Helen Klein Ross’ most recent novel, What Was Mine, is a compelling, suspenseful novel that has no secrets and is told from the point of view of 15 different characters. The story is about a woman named Lucy who had faced infertility who ends up taking a baby from an IKEA store. She raises this baby for 21 years, and it is at that point that the girl finds out her true identity and confronts Lucy and goes off to find her birth mother. This summary caught my interest immediately and made me eager to go to see Helen Klein Ross.
The discussion at Porter Square Books in Cambridge, MA. was between Claire Messud, a New York Times bestselling author, and of course Helen Klein Ross. Helen started off by talking about how she learned to write and gave some lessons that I think can be helpful to all writers.

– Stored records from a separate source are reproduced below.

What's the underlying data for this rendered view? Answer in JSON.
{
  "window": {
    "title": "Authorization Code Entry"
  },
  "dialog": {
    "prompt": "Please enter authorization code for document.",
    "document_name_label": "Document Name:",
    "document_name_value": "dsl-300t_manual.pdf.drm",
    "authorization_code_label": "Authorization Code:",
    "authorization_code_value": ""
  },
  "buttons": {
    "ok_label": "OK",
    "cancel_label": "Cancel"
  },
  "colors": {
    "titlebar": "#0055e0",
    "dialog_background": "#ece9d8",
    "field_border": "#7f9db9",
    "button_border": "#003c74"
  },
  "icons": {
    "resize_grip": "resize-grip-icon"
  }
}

Her first words were, “A lot about writing I learned from reading.” To me this makes sense because reading is a way of teaching, we can see how others do things to decide how we are or are not going to do something. She also said that she never really understood how many people go into writing a novel and now appreciates that, because all of the people that helped her with the book offered different views and judgments. Helen said the biggest lesson she learned through telling a story was to “listen to the character.” Advice I’m sure any fictional or even non-fictional writer should take.
This story is unique in the sense that it is not a mystery, we know that Lucy took the baby so there is no surprise, like life the only question is how people will react. As Claire pointed out the novel is like life where there is no clear cut villain and hero. Lucy is not a bad person and Marilyn, the baby’s mother, is not a saint. Helen points out that through the story and by seeing the events unfold slowly from Lucy’s eyes, we as readers sympathize with her, almost forgetting that what she did was completely twisted. Helen points out that the “act was one of craziness, but its believable, and the character was not crazy.”
When asked how she came up with the idea for the novel from originally a short story, Helen explained that she had to “build a story world…where this was believable.” So she set it in 1990, before technology, and told the story from multiple points of view, “where the reader could justifiably sympathize” with each character. And to make the story relatable, and understandable she shows the psychological movement of the characters throughout the story.
Helen firmly believes that “almost all of us are capable of almost anything” and she wanted to show that through Lucy. However, she also believes that as humans, we are strong enough to overcome even the most tragic thing and can move on with our lives, which is how she metaphorically granted Marilyn “Grace” as described by Claire. A belief that I am not sure I follow, because as a daughter who is so close to my own mother, I doubt that any sane, loving mother would be able to fully recover from losing a child.
Despite that disagreement, I did find Helen to be very real and in-tune to real life, which is why this novel should be a success and I certainly learned a lot from her. She believes that we “only have one story to tell,” and she believes her’s is motherhood, and feels accomplished with this novel. She encouraged to “write what you know” because fiction is a conduit of truth, and if we do that, then we can all be successful.